Copy out each line of the listing that has the word "text" in it.

—————

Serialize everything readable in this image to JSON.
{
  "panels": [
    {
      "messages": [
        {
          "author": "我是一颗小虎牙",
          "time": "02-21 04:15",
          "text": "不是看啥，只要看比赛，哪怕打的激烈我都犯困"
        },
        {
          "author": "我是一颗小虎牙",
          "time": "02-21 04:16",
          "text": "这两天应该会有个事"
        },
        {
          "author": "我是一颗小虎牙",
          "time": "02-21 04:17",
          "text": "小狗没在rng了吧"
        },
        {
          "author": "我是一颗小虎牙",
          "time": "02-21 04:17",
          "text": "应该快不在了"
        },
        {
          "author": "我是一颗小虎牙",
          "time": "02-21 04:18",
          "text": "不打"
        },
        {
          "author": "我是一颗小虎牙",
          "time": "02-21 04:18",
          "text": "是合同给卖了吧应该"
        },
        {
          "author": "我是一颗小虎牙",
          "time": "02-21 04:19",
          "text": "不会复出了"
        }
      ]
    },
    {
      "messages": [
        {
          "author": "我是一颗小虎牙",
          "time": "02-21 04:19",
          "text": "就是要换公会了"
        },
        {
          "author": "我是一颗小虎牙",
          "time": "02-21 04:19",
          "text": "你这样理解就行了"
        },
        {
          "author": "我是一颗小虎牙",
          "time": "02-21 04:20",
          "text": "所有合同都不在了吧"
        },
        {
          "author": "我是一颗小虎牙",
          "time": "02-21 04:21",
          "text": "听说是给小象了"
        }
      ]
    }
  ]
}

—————

• Answer section
          "text": "不是看啥，只要看比赛，哪怕打的激烈我都犯困"
          "text": "这两天应该会有个事"
          "text": "小狗没在rng了吧"
          "text": "应该快不在了"
          "text": "不打"
          "text": "是合同给卖了吧应该"
          "text": "不会复出了"
          "text": "就是要换公会了"
          "text": "你这样理解就行了"
          "text": "所有合同都不在了吧"
          "text": "听说是给小象了"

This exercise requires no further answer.